Separate Grading, Compensation, and Incentive System
That said, a growing number of financial services firms are considering separating their grading, compensation, and incentive system under the FinTech business unit or department to attract skill-specific tech talent.
Compensation & Short-Term Incentives
To compete for talent, an increasing number of financial services firms have adopted independent compensation systems for the FinTech sector, which usually have a differentiated range spread, pay mix, and pay level. We are seeing financial services firms often use FinTech as their primary compensation benchmark target group, with a benchmark level that is mostly distributed in the 50th percentile.
For pay mix, more financial institutions are following their parent company practice, while FinTech / inclusive finance firms are using a structure similar to that in the technology industry. As shown below, more than 70% of companies have a variable compensation proportion of 20% or below for first-line manager positions and lower.
Long-Term Incentives (LTI)
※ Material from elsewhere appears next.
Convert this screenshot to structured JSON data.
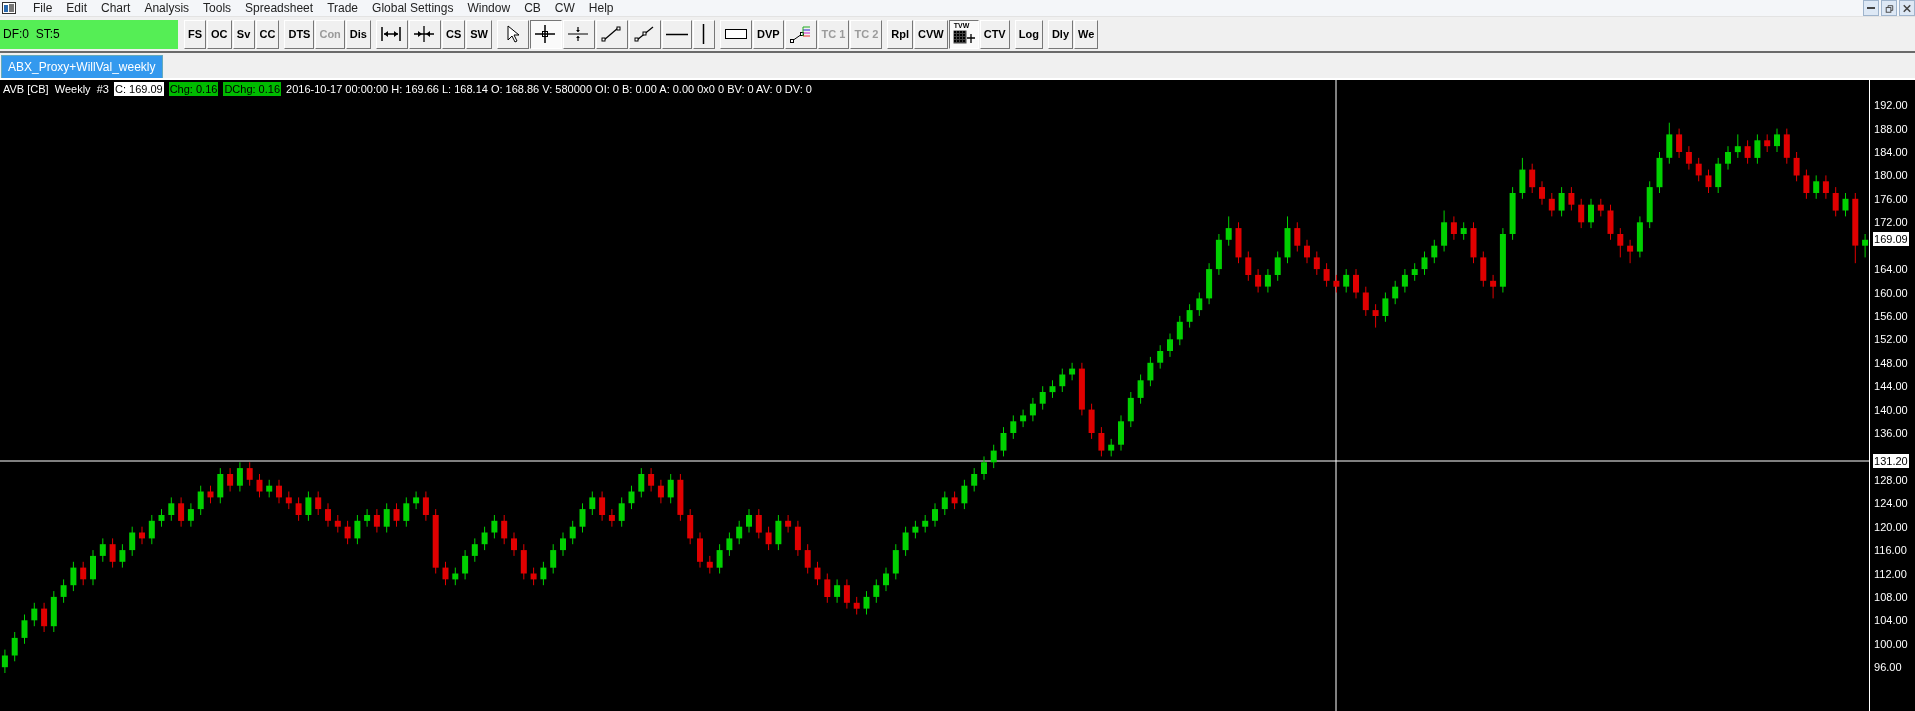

As mentioned, LTI plans are widely used in the technology industry to enhance talent retention. Therefore, having an LTI plan is a critical way to successfully attract FinTech talent during the recruitment process. Our survey reveals that 78% of the FinTech / inclusive finance firms have already adopted LTI plans. Among them, the most popular plans include ESOP, stock options, and restricted stocks. However, due to regulation, this number is far lower for traditional financial services firms, some of whom use cash-based phantom stocks as an alternative.
The importance of a differentiated talent strategy
Simply knowing the market is not enough. For starters, paying above the market is no longer the only method to attract talent, nor is it applicable for all. It is essential for financial services firms to look beyond compensation and differentiate their own advantages, rather than just following the practices of their technology competitors. Challenging projects and clear development paths, fast growth opportunities for top talent, comprehensive benefits coverage, and more work-life balance, are a few key differentiators to consider.
Above all else, the FinTech business and talent market in Mainland China continue to change. Firms from both the financial services and technology industries must continue to adapt strategies and practices to remain competitive. Truly understanding where your business stands in the market is the best way to cater to your unique human capital needs.
To learn more about the FinTech sector in Mainland China and how to build your talent practices to align them to your firm’s strategy and stage of evolution, please contact our team.